From the horrors of the Holocaust have emerged stories of heroism, virtue and good. On May 1, DuPage-Will Hadassah will host author/speaker Marty Bronstein, who documented one such story in his book “Two Among the Righteous Few: A Story of Courage in the Holocaust.”
Bronstein’s interfaith story is about Frans and Mien Wijnakker, a Christian couple, who, at great risk to themselves and their family, saved the lives of at least two dozen Jews during the Holocaust.
The San Francisco-area business consultant has written seven books primarily in the area of management and communication. In 2009, he and his wife, who knew the Wijnakkers, traveled to the Netherlands.
“After some serendipitous events, one thing led to another, and we reconnected with the family. It sparked an interest in doing something with the story,” Brounstein said. “I have a meaningful connection to the heroes, which I’ll share during my talk.”
He also will share their story.
“Frans and Mien weren’t very well known outside of the local area,” Brounstein said. “Even though they had an amazing story, they were unsung heroes and most people don’t know about them.”

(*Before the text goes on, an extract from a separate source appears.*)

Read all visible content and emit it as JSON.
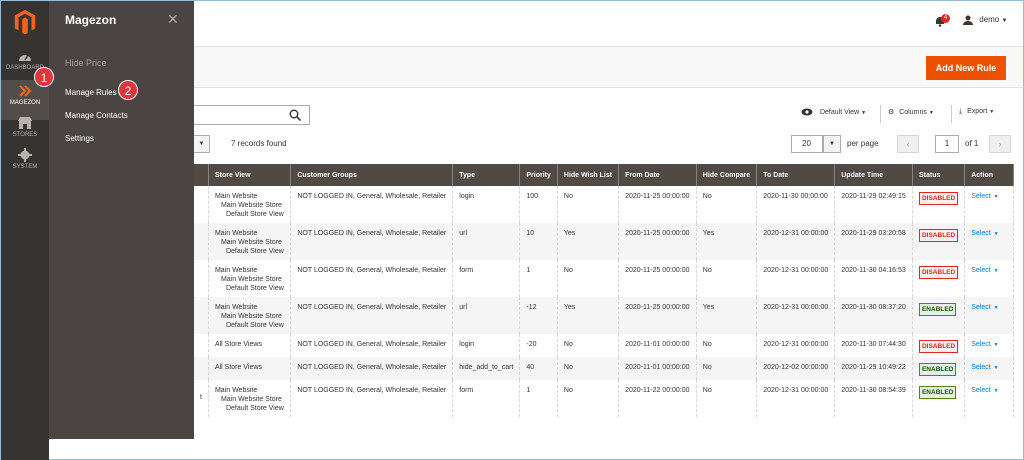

The Wijnakker’s children provided him with a self-published book written by Frans Wijnakker, which recalled part of how he helped Jews. This was supplemented with historical documentation, and insight provided by Wijnakker’s oldest daughter.
Brounstein also located one of the first people the family took into hiding. She now lives in Israel.
“We were able to meet with her,” Brounstein said. “She had been a teenager when they took her in. In between our live interviews and historical research, the book came together.”
Since the book was published, Brounstein has spoken to more than 250 audiences at churches, synagogues, libraries, bookstores, Rotary clubs, schools and more.
“In baseball language, I’m doing better than the Cubs and the Sox. I’m batting 1,000,” he said. “I hear from the audiences. What they tell me is that they didn’t know there was anything positive coming from the horrific tragedy of the Holocaust.”
Brounstein said that there are lessons from the story that “apply to the world today. It talks about respect and morals and the willingness to help and do what’s right. It’s very educational and inspirational.”
Hadassah, the Women’s Zionist organization of America, is a volunteer organization which works to strengthen ties to Israel and promote the continuity of Jewish life. The DuPage Will chapter of Hadassah draws members from throughout the western suburban area.
“Hadassah has something going on every month, including informational speakers,” said Hadassah member Jan Strauss, of Naperville. “This should be an especially fascinating program.”